“It is useless to attempt to reason a man out of a thing he was never reasoned into”

Jonathan Swift
"The Democrats have moved to the right, and the right has moved into a mental hospital." - Bill Maher
"The city is crowded my friends are away and I'm on my own
It's too hot to handle so I gotta get up and go

It's a cruel ... cruel summer"

Friday, May 13, 2005

blogging on the telephone

I began my participation in the big Chris Bell conference call (organized by Charles Kuffner) by demonstrating my Dancing Monkeyhood in front of all of the Best & Brightest of Blogtexia. Nate from Common Sense was there, as was Greg from Gregsopinion (whom Chris Bell had "heard of"!) and Sean-Paul Kelley from The Agonist. I dialed in. I could hear assorted blogger voices. I waited for a lull and announced, “Hello, this is Panhandle Truth Squad out of Amarillo.”

“Oh,” a deep voice said, “My old stomping grounds.”

“Really,” I said. “And who are you?”

There was a pause. “I’m Chris Bell,” said the voice.

I winced, hoping Bell wasn’t the vindictive sort, and praying that he wouldn’t remember me when he occupied the office of Jim Hogg, Bill Hobby, and Ma&Pa Ferguson. Would he seek out revenge on an obscure blogger from Amarillo? I doubted it. As slogans of vengeance go, “Remember the Blogger Telephone Snub” isn’t quite in the same league as “Remember the Alamo” and “Come and Take It.”

For his part Bell seemed to rise above my unspeakable rudeness quickly enough, reminiscing about his days at KVII-TV, where he said he worked from 1983-1988. He also talked about his recent visit to Amarillo to speak to the Potter-Randall Democratic Club. That, he said, was the very first stop of his exploratory candidacy.

At 7:00, Mr. Bell began with some general comments. He worked the blogging is the new grassroots meme a bit, giving some credit to bloggers, Young Democrats, and Democracy for America for a “regenerated and rejuvenated” spirit that has given a new energy to Texas progressives. Then he dropped some very encouraging figures. We never see nearly enough young faces at Democratic events up here in the Panhandle. But Bell said that the Dallas Young Democrats is now the third largest such organization in the nation. And some “John David” character from College Station had, I don’t know, “Aggie spirit yelled” (or whatever it is they do) that the Aggie Dems had suddenly grown from eight kids in a dorm room to more than 1,000. That's about right for a school/lifestyle that demonizes "two-percenters" who fail to do something darkly referred to as "demonstrating true Aggie Spirit." Having lots of Aggies on your side in a political battle is like forming an alliance with Klingons.
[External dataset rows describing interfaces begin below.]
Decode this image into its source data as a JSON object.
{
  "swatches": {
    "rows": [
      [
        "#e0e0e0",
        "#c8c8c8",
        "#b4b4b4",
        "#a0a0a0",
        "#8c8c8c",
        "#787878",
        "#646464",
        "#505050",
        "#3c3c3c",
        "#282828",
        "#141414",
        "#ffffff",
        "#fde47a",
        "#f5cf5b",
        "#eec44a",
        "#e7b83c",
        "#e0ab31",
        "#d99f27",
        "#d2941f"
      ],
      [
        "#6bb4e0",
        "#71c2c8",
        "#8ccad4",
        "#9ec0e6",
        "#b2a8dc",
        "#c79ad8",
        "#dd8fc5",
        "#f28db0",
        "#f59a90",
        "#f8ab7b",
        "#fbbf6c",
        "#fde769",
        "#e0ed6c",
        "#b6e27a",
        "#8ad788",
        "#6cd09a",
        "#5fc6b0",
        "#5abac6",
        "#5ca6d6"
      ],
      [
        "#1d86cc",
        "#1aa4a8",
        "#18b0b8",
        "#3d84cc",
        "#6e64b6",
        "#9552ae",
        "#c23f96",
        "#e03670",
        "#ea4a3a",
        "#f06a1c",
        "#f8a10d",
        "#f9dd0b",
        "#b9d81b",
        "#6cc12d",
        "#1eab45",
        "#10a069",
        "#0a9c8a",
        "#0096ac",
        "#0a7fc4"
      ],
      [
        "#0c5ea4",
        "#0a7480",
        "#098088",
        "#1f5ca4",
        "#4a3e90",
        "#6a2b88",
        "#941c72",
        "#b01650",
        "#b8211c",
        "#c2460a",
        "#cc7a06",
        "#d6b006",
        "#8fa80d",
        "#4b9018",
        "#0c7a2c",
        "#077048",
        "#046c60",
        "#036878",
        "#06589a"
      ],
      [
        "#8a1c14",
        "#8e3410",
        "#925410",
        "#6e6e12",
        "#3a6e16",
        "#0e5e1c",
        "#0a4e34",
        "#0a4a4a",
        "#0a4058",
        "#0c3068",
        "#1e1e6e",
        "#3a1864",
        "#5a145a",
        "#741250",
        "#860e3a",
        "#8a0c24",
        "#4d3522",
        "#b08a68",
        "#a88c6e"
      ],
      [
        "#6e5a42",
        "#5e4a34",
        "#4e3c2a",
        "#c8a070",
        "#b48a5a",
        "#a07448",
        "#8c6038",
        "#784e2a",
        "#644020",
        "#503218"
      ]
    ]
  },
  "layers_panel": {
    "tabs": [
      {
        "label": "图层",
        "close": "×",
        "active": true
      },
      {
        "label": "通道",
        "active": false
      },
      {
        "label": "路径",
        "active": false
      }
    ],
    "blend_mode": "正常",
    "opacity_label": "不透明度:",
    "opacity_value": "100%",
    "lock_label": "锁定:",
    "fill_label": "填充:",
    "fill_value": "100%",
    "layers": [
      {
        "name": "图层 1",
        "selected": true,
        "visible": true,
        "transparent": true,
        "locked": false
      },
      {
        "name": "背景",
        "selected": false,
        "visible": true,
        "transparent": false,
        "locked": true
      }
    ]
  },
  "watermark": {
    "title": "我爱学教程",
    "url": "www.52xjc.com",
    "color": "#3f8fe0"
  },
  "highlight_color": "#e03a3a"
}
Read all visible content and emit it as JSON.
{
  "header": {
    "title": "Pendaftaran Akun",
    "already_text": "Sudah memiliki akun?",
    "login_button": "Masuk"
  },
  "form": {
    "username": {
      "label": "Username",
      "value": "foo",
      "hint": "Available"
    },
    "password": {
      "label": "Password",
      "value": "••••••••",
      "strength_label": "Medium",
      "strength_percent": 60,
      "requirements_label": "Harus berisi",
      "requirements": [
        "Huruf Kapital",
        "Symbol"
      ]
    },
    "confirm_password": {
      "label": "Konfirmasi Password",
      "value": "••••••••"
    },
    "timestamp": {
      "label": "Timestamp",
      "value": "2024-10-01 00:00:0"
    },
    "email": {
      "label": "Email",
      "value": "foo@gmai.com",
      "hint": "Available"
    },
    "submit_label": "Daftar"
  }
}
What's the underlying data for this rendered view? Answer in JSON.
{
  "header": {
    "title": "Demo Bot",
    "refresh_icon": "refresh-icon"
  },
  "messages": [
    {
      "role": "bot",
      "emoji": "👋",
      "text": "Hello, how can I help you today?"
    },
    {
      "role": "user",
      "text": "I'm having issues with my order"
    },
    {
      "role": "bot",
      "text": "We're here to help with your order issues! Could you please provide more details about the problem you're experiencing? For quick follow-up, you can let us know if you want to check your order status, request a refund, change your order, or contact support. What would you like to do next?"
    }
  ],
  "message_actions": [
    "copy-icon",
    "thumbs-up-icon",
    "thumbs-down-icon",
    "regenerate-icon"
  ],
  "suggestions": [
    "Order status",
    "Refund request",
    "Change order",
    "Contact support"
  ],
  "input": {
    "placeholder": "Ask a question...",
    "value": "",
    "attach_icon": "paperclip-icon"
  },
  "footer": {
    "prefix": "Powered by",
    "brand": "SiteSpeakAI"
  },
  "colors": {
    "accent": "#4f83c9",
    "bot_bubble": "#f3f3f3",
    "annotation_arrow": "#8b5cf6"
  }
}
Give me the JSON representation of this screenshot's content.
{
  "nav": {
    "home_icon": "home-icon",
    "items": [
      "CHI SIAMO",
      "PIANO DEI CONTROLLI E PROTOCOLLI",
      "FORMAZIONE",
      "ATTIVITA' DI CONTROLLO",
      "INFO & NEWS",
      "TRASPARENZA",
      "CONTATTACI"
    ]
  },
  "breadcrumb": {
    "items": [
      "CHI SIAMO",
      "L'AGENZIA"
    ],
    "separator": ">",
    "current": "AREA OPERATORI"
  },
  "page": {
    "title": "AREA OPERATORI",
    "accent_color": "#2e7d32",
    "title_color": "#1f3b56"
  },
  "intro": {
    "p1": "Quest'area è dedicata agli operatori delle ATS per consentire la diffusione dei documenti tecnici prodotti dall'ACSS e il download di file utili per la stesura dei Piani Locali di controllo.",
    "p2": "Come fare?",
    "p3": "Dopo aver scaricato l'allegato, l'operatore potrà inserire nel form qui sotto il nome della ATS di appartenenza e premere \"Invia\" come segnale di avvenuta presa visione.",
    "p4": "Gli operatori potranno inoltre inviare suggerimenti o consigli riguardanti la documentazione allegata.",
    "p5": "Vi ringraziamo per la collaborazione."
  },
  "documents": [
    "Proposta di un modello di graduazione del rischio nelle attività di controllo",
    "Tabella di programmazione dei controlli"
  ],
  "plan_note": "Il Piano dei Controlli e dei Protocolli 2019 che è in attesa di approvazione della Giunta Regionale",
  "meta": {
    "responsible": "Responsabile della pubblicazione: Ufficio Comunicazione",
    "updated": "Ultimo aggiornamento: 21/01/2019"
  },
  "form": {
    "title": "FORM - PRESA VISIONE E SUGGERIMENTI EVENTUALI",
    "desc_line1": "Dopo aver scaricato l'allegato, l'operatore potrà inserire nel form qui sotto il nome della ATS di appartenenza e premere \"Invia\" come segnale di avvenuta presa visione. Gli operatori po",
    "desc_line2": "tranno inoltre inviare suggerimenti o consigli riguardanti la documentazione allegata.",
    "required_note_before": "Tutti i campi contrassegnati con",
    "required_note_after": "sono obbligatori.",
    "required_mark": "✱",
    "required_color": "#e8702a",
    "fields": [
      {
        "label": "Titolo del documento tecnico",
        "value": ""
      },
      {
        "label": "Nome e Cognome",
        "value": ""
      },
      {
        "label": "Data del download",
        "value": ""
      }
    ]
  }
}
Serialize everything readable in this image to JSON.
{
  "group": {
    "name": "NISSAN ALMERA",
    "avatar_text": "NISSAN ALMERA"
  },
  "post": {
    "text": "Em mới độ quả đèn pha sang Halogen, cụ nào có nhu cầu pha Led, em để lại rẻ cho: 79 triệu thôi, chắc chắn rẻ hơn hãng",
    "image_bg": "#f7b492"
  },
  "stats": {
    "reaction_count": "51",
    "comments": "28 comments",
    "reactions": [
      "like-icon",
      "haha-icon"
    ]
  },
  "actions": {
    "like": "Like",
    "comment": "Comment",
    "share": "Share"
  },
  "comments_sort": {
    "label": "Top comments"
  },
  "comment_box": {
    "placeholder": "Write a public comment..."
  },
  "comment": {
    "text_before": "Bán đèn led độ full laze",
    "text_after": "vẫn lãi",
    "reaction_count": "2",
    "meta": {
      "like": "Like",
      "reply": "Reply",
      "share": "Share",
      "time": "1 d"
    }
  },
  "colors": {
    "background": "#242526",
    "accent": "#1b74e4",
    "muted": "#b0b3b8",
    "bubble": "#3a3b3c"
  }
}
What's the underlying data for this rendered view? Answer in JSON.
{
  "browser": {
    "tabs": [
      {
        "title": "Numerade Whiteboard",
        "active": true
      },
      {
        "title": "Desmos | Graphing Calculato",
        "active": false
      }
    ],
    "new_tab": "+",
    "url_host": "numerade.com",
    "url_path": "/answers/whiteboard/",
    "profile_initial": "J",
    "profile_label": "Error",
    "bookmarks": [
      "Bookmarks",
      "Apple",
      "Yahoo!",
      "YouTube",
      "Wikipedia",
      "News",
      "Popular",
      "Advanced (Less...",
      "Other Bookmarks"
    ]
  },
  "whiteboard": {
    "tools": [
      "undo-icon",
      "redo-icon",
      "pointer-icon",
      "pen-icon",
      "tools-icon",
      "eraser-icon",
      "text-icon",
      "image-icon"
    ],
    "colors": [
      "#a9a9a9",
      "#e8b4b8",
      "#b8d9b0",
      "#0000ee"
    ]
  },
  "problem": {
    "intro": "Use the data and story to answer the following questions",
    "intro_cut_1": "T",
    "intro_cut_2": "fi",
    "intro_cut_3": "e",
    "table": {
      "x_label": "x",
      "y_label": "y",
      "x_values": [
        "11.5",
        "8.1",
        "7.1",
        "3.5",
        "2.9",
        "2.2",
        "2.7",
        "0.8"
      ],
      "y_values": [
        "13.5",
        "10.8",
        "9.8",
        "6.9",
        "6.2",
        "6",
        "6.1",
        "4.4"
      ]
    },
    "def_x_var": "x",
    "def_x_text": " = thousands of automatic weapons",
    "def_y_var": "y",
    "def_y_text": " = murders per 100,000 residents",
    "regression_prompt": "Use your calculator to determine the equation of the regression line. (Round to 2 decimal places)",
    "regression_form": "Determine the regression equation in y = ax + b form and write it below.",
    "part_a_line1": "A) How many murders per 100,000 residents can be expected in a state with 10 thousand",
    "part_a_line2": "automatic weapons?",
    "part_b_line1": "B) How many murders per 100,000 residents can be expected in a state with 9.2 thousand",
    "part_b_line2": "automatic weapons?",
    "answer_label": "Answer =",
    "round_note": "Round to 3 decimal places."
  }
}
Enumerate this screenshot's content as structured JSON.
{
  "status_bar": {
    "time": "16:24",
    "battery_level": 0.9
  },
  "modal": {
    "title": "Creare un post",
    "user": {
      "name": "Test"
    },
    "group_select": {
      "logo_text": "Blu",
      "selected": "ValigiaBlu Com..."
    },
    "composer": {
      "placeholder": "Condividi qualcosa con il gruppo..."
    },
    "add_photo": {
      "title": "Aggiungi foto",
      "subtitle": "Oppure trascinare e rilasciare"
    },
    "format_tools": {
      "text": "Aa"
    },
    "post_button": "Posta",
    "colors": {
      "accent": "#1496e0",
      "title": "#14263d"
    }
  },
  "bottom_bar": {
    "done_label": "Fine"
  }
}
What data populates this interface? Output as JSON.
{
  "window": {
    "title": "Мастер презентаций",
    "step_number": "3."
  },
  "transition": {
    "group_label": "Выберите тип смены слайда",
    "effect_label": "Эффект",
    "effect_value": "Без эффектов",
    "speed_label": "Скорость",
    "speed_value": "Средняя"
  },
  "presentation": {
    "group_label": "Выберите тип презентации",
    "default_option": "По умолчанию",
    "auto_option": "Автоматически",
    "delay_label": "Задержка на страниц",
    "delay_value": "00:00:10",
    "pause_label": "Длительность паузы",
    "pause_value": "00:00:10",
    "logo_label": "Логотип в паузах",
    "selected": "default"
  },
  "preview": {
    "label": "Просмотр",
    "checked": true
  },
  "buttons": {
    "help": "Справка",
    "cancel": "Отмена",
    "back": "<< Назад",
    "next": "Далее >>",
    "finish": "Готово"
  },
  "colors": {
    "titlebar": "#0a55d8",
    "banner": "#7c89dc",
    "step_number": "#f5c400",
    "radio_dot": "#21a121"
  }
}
They're loyal; they'll fight to the death; they might freak you out a little along the way.

Bell's big theme is the “new mainstream”. He says that Republicans have somehow convinced voters that to be considered mainstream, you must conform by joining the Republican party. (It's politics as Middle School.) But he believes that we can show that there is a more “optimistic” way than the Republican way, that we can “lift each other up.” At this point, the “new mainstream” appears to be an exploratory idea in line with Bell’s (currently, allegedly) exploratory campaign. He still working on the specifics, saying that the idea is a half-decorated “tree that we can continue to hang ornaments on as we go on.”

Bell will surely continue to develop as a (potential) candidate as we move toward July. July is the target that Bell has set—for a variety of personal and political reasons—as his “target for his decision to run.” He puts it just that way: the goal is for when he will decide to run, not decide whether to run. I fully expect that Chris Bell will become a candidate for Governor; I also harbor hopes that he’ll become the first Democratic candidate in a while to spend more than a token amount of time in the Panhandle.

Knowing that Bell had adopted some of the models of Democracy for America (and adopted one or two of Howard Dean’s personnel), I asked about an “254-county” strategy for Texas that mirrored Dean’s “50-state strategy.” Bell affirmed that any gubernatorial candidate would need to “compete in all counties.” He further asserted that rural Texas has been red for awhile—but is also very upset at Rick Perry for the Trans-Texas Corridor which threatens huge swaths of what’s left of rural Texas. We should “stop assuming people will be against us”; all bets are off as populations shift. Bell used some surprisingly large minority population numbers in ├╝ber-suburb Round Rock as an example of the ways that old stereotypes can mislead

Bell has obviously done a lot of thinking about strategy. He wouldn't bet on the Republican nominee being anyone other than Rick Perry. The Republican primary, Bell points out, is dominated by the far right—and the wingnuts loves them some Rick Perry. Which leaves Kay Bailey Hutchisen—or whoever—in the rather awkward position of running from the left in a Republican primary. Bell’s confidant he’ll run against Perry. I’m confidant he’ll declare his candidacy in July.

By this point in the conversation Demophoenix had dialed in. I have some thoughts about the rest of the call, but I'd also like to give my esteemed colleague the opportunity to share some of his.